Dakota Access Pipeline Protestors Are Bracing for a Showdown Wednesday
Demonstrators near the site of the Dakota Access pipeline braced for a showdown with authorities on Wednesday, as protest leaders said at least some would defy a deadline to abandon the camp they have occupied for months to halt the project.
Native Americans and environmental activists have said the multibillion-dollar pipeline threatens the water resources and sacred land of the Standing Rock Sioux Tribe, but President Donald Trump has quickly pushed for the completion of the pipeline since taking office last month.
Governor Doug Burgum and the U.S. Army Corps of Engineers set a deadline of Wednesday afternoon for demonstrators to leave the Oceti Sakowin camp, located on Army Corps land in Cannon Ball, North Dakota.
Despite the deadline, some will remain, camp leaders said on Tuesday.
“Everybody plans to be in camp tomorrow up until the 2 o’clock mark. Then people will make their individual decisions about what their level of commitment is,” Chase Iron Eyes, a member of the Standing Rock Sioux Tribe, said by telephone. “Some will get arrested.”
Protesters and law enforcement have clashed multiple times and hundreds have been arrested since demonstrations began in August.
The Standing Rock Sioux asked protesters to depart from the site in December as they continued to fight the pipeline in court, but some 300 demonstrators have remained.
Law enforcement officials were urging people to leave the camp ahead of Wednesday’s deadline and remove anything that could be damaged during cleanup efforts.
“We really would like them (protesters) to get the culturally sensitive items out so when they bulldoze and clean out the camp they aren’t dealing with any of those things,” said Maxine Herr, a spokeswoman for the Morton County Sheriff’s Department.
Just days after taking office in January, Trump, a Republican, signed an executive order clearing the way for the $3.8 billion pipeline to proceed.
A judge denied a request earlier this month by two tribes seeking to halt construction, which resumed. The tribes are seeking an injunction to order the Army Corps to withdraw the easement.
Burgum, a Republican, has warned that spring floods pose a threat to the remaining protesters as well as the waters of the Missouri River.
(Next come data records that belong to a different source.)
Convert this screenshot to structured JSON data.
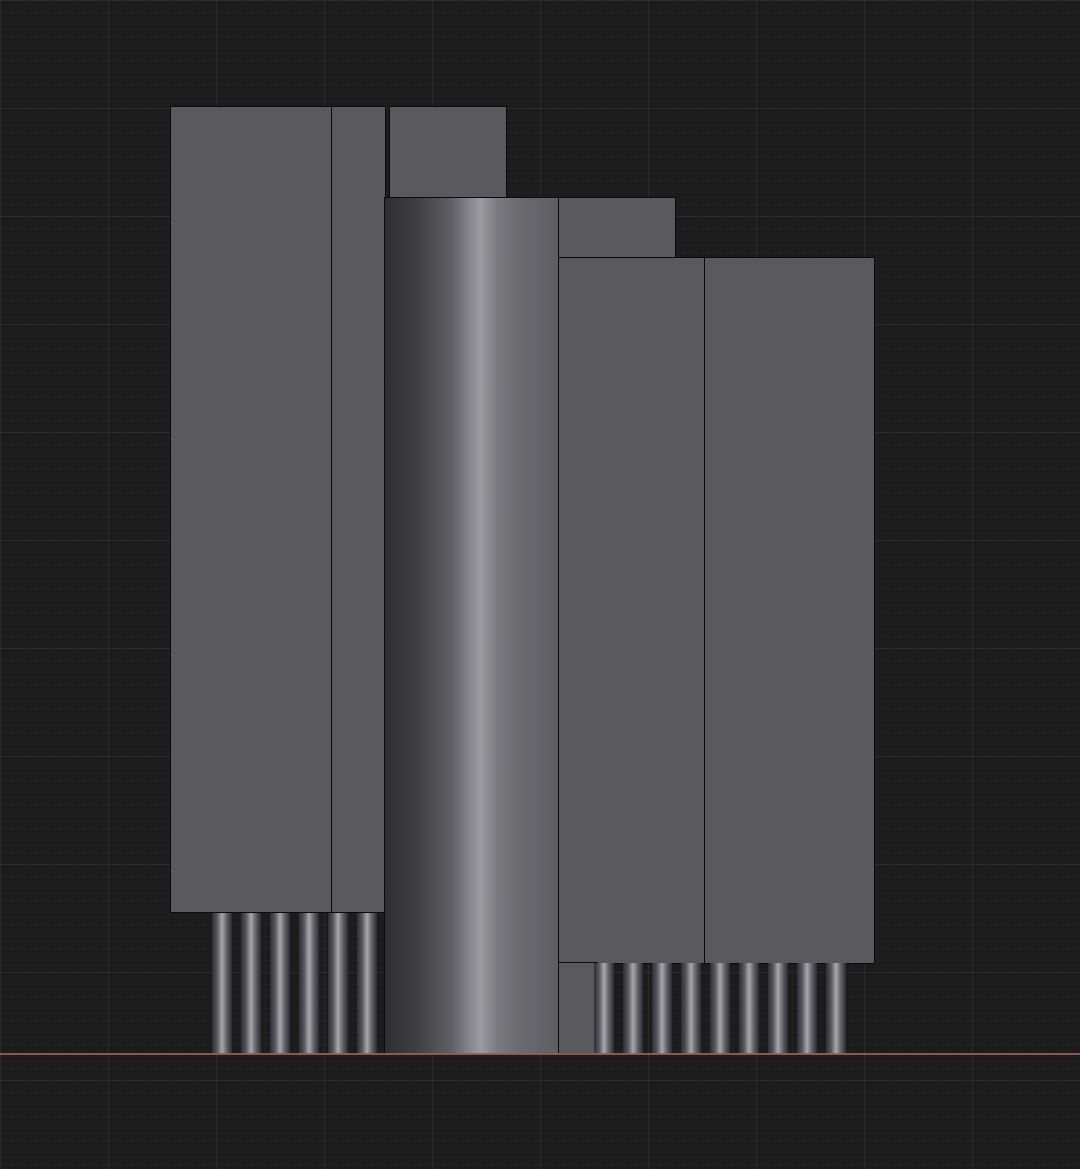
{
  "viewport": {
    "background": "#1c1c1d",
    "grid": true,
    "grid_color": "#2a2a2c",
    "ground_line_color": "#a05a5a"
  },
  "scene": {
    "slab_color": "#5a595e",
    "outline_color": "#0b0b0c",
    "column_highlight": "#9b9ba1",
    "left_pipe_count": 6,
    "right_pipe_count": 9
  }
}
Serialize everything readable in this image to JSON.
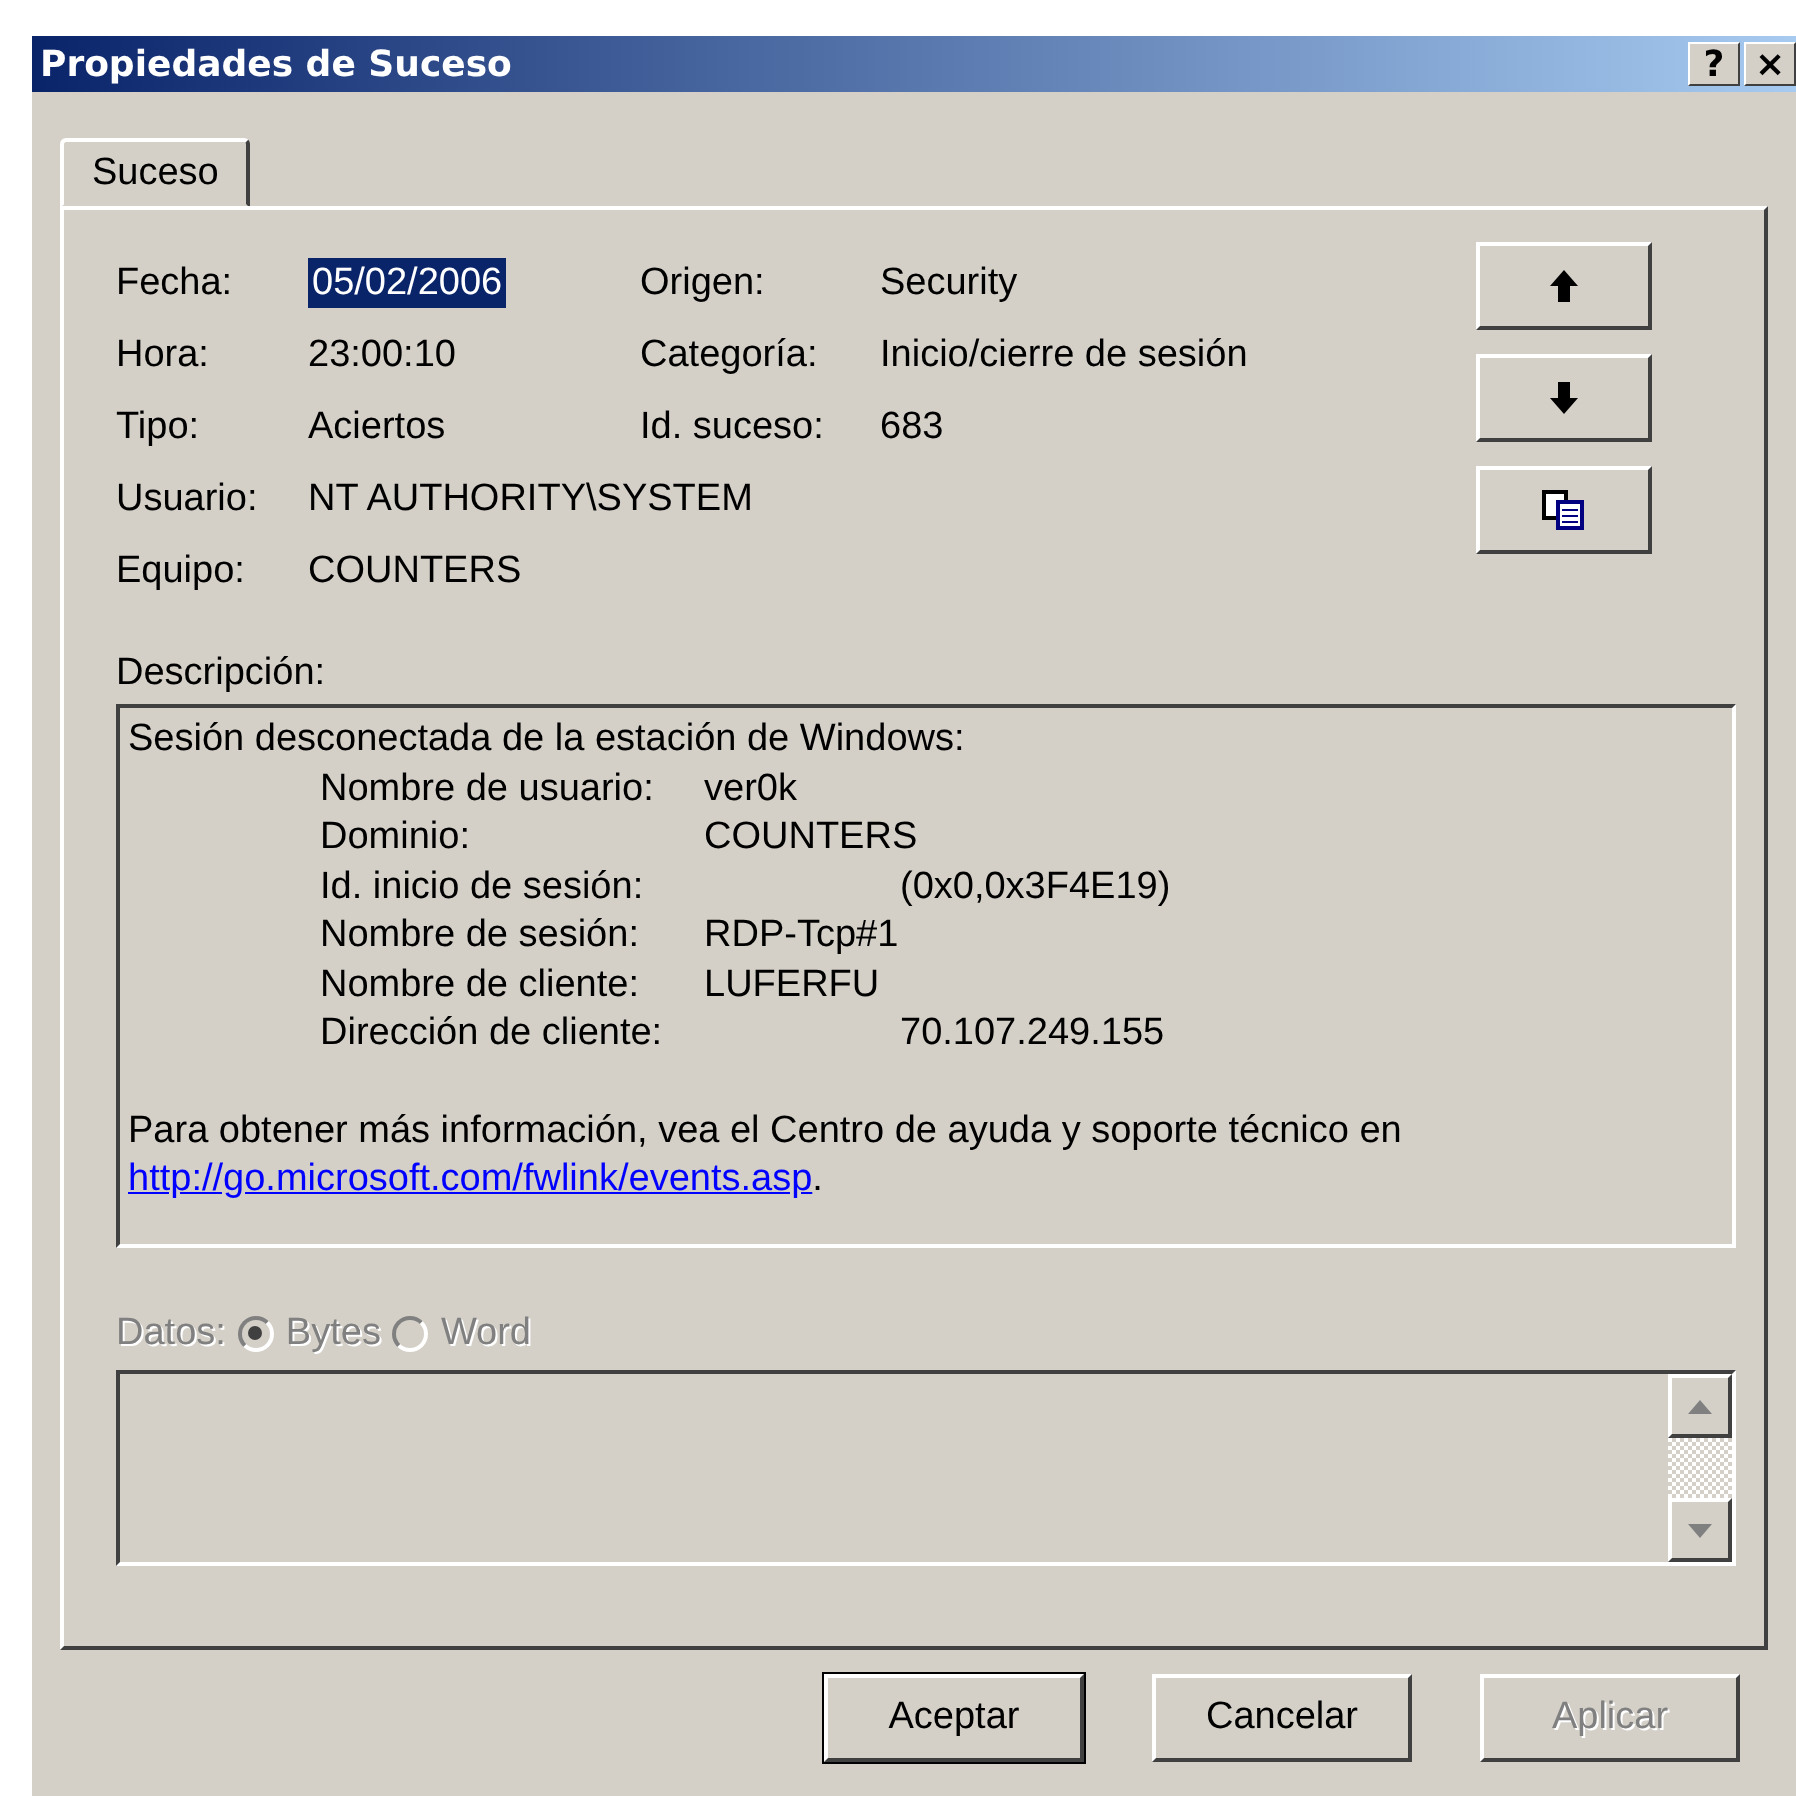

Over 200 dumpsters of debris has been removed from the site since cleanup efforts began last month, said Mike Nowatzki, a spokesman for the governor.